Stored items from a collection
§
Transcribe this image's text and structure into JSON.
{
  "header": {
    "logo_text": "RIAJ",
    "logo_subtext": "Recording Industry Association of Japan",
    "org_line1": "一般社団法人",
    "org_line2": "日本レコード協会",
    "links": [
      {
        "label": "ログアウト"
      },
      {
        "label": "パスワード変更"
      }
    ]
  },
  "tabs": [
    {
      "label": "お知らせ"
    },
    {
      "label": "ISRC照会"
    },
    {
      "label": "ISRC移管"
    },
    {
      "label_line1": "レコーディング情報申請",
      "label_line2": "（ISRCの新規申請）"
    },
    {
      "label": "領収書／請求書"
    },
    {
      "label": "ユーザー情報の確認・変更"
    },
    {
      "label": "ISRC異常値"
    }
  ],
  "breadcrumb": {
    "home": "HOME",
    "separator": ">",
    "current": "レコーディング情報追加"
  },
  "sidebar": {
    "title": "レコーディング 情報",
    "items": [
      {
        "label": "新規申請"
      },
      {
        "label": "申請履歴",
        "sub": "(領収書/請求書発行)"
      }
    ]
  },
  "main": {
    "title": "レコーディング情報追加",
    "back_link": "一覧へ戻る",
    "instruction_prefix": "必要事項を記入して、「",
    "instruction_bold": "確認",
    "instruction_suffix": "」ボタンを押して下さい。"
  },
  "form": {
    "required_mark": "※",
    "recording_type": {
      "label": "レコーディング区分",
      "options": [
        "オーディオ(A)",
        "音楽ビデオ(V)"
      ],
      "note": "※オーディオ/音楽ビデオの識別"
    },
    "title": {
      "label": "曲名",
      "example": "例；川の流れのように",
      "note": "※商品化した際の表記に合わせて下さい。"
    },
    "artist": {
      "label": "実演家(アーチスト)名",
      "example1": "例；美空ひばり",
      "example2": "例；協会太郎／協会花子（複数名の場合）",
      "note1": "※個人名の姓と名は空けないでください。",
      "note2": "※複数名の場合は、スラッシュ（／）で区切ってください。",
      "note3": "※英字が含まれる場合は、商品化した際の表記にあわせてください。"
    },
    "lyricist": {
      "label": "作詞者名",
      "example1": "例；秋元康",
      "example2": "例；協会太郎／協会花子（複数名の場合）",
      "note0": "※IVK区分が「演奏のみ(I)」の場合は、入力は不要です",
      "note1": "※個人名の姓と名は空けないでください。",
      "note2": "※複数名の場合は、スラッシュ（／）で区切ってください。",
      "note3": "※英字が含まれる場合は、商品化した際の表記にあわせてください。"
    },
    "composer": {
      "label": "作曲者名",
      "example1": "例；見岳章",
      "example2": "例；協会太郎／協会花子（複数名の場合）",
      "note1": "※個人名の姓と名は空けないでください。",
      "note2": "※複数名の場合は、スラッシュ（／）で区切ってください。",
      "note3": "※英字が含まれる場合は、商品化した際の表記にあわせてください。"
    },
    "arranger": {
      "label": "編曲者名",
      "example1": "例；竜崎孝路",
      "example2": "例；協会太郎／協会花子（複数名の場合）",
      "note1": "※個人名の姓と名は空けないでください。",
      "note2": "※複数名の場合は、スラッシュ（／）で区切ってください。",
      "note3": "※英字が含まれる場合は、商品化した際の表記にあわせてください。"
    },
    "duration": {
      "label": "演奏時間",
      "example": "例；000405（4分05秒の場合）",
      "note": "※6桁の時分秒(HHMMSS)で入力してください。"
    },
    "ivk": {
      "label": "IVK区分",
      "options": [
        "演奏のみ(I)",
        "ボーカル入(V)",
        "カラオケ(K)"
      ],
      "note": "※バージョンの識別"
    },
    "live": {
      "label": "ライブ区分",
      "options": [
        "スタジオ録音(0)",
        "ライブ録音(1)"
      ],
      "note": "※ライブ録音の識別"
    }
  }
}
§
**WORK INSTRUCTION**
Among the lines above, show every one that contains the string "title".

**SOLVED EXERCISE**
    "title": "レコーディング 情報",
    "title": "レコーディング情報追加",
    "title": {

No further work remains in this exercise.